Traditional communication is unique in disseminate valuable information
There is often a certain degree of semantic and conceptual
confusion and misapprehension surrounding what constitutes
traditional communication, arising from the use of'traditional' as a qualifier in discussing communication systems generally. The general notion or implication, also arising from this confusion and misapprehension, is often that of outdated or perhaps primitive systems of communication which still have surviving relies in most Third World countries. This same view often envisages traditional systems as being mutually antagonistic to what is generally known as modern systems of communication. But the truth is that
although the systems may be old and different, in their principles, from the new systems introduced from abroad, they remain what essentially sustain the information needs of the rural which represent over 70% of the national populations of most Third World states. In my essay I would like to discuss , How traditional communication is unique in disseminate valuable information. Here I will discuss the subject matter taking examples from Sri Lanka, India, Africa and Egypt.
communication is not necessarily a matter of 'age', civilization or 'technology', conflicting with change, but rather a system which can be viewed within a communication continuum of the type
suggested by Ray Browne and reported by Michael Rael
(1977). Browne refers to this continuum as the Cultural Lens' where culture is viewed from a focal perspective which delineates four spectrums: folk, elite, popular and mass. Browne's
categorization is faulty and restrictive from the point of view of a sense of distance created by the 'lens'. It is perhaps more rewarding to view this traditional communication dichotomy from
the point of view of a series of concentric circles with the folk (or traditional) communication occupying the innermost circle and mass communication the outermost circle. With this the limiting sense of distance is replaced by a sense of convergence and sharing of characteristics.
Thus it is useful to see the- system as traditional from the standpoint of an on-going, long-standing and 'modernized'
(modified) practice.

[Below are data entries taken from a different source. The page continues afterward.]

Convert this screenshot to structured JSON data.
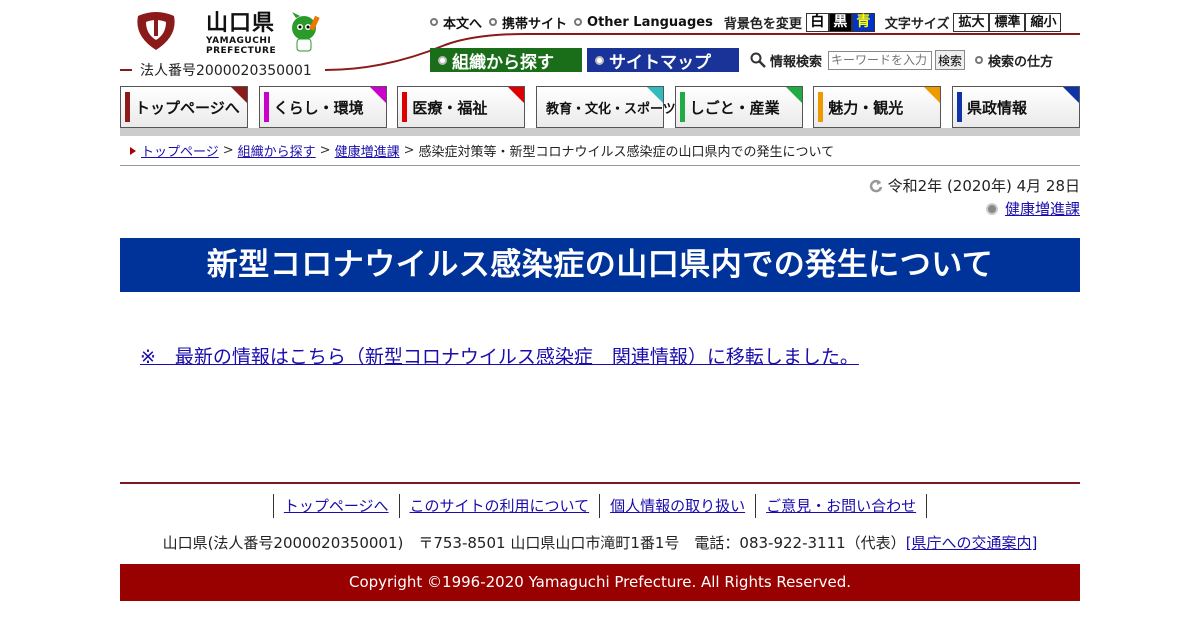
{
  "header": {
    "logo_name_ja": "山口県",
    "logo_name_en_1": "YAMAGUCHI",
    "logo_name_en_2": "PREFECTURE",
    "corporate_number": "法人番号2000020350001",
    "top_links": {
      "honbun": "本文へ",
      "mobile": "携帯サイト",
      "languages": "Other Languages"
    },
    "bg_color_label": "背景色を変更",
    "bg_options": [
      "白",
      "黒",
      "青"
    ],
    "font_size_label": "文字サイズ",
    "font_size_options": [
      "拡大",
      "標準",
      "縮小"
    ],
    "btn_soshiki": "組織から探す",
    "btn_sitemap": "サイトマップ",
    "search_label": "情報検索",
    "search_placeholder": "キーワードを入力",
    "search_button": "検索",
    "search_howto": "検索の仕方"
  },
  "nav": [
    {
      "label": "トップページへ",
      "color": "#8b1a1a"
    },
    {
      "label": "くらし・環境",
      "color": "#cc00cc"
    },
    {
      "label": "医療・福祉",
      "color": "#dd0000"
    },
    {
      "label": "教育・文化・スポーツ",
      "color": "#33bbbb"
    },
    {
      "label": "しごと・産業",
      "color": "#22aa44"
    },
    {
      "label": "魅力・観光",
      "color": "#ee9900"
    },
    {
      "label": "県政情報",
      "color": "#1133aa"
    }
  ],
  "breadcrumb": {
    "top": "トップページ",
    "soshiki": "組織から探す",
    "dept": "健康増進課",
    "current": "感染症対策等・新型コロナウイルス感染症の山口県内での発生について",
    "separator": ">"
  },
  "meta": {
    "date": "令和2年 (2020年) 4月 28日",
    "department": "健康増進課"
  },
  "page": {
    "title": "新型コロナウイルス感染症の山口県内での発生について",
    "notice": "※　最新の情報はこちら（新型コロナウイルス感染症　関連情報）に移転しました。"
  },
  "footer": {
    "links": [
      "トップページへ",
      "このサイトの利用について",
      "個人情報の取り扱い",
      "ご意見・お問い合わせ"
    ],
    "address": "山口県(法人番号2000020350001)　〒753-8501 山口県山口市滝町1番1号　電話：083-922-3111（代表）",
    "access_link": "[県庁への交通案内]",
    "copyright": "Copyright ©1996-2020 Yamaguchi Prefecture. All Rights Reserved."
  },
  "colors": {
    "title_bg": "#003399",
    "copyright_bg": "#990000",
    "accent_line": "#7a1a1a",
    "link": "#1a0dab"
  }
}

There is also a need to see traditional media systems as those which have defied all efforts by western media to cannibalize them and perhaps supplant them.
These traditional systems are also trusted and the majority of the people seem to believe in what comes out of them and usually use them and supplement them with whatever additional information may filter through opinion leaders about events elsewhere.
There are numerous traditional forms of communication. They can be broadly divided into eleven classes,namely: (i) Idiophones
(viii) Colour Schemes
(x) Extra-mundane communication
(xi) Symbolic displays
(i) Idiophones: These are self-sounding instruments or technical wares which produce sound without the addition or use of an
intermediary medium. The sound or message emanates from the
materials from which the instruments are made and they could be shaken, scratched, struck, pricked (pulled) or pressed with the feet. In this group we have the gong, woodlock, wooden drum, bell and rattle,
ii) Membranophones: These are media on which sound is
produced through the vibration of membranes. They include all varieties of skin or leather drum. These drums are beaten or struck with well-carved sticks. Among the various Nigerian groups, skin drums of various sizes and shapes abound. Perhaps the most
Please join StudyMode to read the full document